BRIEF » Show each line of the data below in which "Recent" occurs.

Dataset rows describing interfaces
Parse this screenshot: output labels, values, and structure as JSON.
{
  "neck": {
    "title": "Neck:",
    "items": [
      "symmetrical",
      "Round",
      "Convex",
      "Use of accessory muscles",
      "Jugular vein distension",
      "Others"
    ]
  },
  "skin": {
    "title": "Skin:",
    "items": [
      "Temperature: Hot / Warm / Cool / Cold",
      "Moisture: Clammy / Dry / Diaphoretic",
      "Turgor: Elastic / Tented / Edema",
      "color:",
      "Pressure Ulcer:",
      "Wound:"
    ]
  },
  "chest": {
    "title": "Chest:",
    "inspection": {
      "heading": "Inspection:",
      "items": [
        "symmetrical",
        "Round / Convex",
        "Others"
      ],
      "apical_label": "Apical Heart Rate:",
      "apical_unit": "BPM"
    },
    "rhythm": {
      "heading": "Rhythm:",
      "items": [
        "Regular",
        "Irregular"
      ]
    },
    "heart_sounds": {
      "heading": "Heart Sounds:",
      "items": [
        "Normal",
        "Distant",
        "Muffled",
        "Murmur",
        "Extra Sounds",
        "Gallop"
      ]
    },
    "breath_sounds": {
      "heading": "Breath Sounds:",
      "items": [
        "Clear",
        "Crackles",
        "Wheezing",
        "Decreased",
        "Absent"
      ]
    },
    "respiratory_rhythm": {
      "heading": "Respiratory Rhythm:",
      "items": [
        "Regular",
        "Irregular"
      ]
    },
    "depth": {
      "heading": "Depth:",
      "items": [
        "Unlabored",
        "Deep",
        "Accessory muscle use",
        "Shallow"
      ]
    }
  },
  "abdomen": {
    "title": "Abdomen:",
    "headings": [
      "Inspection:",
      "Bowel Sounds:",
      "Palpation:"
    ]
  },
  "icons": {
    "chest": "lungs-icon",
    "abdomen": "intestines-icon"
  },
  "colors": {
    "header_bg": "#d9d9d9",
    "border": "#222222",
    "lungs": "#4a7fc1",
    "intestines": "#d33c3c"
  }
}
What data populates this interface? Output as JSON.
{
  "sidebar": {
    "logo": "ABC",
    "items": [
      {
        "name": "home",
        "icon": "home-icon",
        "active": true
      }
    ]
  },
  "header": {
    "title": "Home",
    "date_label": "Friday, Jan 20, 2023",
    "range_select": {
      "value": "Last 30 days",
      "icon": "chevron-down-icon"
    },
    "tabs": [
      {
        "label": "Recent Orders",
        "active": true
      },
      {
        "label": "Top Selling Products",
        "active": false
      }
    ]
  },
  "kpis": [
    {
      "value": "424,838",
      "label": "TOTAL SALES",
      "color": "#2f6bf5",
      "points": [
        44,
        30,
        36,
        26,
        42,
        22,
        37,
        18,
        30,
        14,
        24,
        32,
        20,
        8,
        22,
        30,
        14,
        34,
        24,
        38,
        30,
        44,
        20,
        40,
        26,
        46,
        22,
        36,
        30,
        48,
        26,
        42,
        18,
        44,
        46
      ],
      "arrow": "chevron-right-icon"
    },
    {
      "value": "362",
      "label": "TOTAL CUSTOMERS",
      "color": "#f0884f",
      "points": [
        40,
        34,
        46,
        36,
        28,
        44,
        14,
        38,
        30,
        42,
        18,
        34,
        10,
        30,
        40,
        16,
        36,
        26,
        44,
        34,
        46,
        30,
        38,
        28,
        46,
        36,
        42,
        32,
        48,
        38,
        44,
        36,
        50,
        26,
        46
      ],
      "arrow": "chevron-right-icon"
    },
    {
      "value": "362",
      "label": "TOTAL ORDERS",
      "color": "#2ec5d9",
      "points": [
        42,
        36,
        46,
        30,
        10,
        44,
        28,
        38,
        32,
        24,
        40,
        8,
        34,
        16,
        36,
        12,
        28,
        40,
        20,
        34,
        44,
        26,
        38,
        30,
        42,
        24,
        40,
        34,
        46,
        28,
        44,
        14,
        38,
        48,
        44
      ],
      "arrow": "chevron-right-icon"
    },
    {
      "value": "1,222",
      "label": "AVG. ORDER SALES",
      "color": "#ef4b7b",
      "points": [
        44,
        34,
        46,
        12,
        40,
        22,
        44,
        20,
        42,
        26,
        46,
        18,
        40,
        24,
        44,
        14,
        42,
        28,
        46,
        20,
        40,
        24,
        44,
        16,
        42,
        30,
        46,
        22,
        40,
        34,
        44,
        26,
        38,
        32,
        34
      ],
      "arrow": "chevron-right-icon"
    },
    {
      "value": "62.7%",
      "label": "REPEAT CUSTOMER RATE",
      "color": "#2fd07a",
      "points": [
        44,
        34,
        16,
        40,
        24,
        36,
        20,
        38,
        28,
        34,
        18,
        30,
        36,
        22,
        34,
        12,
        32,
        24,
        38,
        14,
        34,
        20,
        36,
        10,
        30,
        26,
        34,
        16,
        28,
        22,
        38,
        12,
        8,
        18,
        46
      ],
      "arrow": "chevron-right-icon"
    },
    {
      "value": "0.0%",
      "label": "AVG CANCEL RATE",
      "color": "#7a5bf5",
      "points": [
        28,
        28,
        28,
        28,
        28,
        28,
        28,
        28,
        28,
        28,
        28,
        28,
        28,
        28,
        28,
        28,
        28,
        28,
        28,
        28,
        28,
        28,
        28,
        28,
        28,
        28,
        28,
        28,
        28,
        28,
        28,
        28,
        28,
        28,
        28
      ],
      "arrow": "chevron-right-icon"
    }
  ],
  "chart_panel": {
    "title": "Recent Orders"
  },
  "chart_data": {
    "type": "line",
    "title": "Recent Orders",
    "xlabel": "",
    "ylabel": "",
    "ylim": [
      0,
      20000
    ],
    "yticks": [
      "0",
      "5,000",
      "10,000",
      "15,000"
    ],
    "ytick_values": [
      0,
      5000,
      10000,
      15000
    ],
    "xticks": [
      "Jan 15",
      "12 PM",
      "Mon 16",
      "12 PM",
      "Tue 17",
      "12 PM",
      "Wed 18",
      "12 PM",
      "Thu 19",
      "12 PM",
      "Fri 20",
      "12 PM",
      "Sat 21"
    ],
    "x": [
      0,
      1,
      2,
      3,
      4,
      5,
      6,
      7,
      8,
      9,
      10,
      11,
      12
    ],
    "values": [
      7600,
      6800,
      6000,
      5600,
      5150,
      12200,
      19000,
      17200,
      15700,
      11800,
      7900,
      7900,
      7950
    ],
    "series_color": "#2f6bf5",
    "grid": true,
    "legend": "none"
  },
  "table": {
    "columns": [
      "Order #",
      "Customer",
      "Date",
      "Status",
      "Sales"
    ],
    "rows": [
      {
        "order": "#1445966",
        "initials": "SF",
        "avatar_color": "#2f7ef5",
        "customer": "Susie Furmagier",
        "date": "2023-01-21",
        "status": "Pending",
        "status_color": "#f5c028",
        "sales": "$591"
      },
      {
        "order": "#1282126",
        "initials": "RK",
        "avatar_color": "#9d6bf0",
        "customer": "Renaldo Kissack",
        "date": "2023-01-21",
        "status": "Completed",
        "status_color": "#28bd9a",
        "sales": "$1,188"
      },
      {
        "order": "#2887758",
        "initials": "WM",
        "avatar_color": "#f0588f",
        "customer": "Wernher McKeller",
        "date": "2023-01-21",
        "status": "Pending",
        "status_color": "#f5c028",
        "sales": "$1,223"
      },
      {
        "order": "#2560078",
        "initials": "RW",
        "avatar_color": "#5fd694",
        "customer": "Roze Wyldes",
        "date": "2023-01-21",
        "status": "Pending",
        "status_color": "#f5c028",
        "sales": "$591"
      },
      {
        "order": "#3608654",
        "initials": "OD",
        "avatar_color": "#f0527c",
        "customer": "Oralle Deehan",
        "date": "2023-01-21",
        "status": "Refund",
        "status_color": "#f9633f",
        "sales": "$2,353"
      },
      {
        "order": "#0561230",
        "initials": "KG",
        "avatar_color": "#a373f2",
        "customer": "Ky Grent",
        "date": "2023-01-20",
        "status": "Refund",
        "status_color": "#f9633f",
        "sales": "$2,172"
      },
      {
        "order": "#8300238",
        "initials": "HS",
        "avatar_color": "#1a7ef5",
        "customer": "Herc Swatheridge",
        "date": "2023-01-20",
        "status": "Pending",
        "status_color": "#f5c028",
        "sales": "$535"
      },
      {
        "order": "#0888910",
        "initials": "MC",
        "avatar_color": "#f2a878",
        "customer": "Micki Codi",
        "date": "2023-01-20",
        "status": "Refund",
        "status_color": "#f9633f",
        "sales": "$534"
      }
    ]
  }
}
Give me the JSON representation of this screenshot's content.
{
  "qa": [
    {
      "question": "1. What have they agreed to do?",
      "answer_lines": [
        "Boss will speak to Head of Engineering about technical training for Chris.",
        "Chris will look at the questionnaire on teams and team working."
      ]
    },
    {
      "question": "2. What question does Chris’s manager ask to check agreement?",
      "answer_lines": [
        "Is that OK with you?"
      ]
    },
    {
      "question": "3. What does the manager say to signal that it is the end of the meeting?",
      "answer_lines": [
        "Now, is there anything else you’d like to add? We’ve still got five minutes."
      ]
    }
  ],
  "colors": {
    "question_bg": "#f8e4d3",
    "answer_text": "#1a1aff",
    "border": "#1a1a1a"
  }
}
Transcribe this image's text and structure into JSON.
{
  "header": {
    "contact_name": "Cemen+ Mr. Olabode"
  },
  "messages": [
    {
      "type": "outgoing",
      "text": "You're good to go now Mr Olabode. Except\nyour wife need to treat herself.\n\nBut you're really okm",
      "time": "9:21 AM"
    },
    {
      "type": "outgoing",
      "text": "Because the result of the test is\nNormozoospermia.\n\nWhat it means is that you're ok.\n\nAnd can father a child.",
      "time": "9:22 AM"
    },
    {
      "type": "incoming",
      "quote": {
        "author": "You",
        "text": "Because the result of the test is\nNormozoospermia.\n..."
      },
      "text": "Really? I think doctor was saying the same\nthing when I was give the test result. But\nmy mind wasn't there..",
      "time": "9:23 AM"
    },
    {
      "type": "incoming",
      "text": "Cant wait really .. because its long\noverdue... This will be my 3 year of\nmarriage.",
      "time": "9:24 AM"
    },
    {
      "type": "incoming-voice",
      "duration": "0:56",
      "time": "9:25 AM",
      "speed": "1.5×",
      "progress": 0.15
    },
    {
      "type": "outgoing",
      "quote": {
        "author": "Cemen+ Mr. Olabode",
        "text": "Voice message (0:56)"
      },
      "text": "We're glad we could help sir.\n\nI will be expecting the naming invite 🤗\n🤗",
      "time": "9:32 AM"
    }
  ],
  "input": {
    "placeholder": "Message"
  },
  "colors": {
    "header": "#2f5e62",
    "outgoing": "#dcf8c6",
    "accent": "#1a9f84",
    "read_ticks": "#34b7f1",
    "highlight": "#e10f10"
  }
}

SOLUTION FOR THIS EXERCISE »
        "label": "Recent Orders",
    "title": "Recent Orders"
    "title": "Recent Orders",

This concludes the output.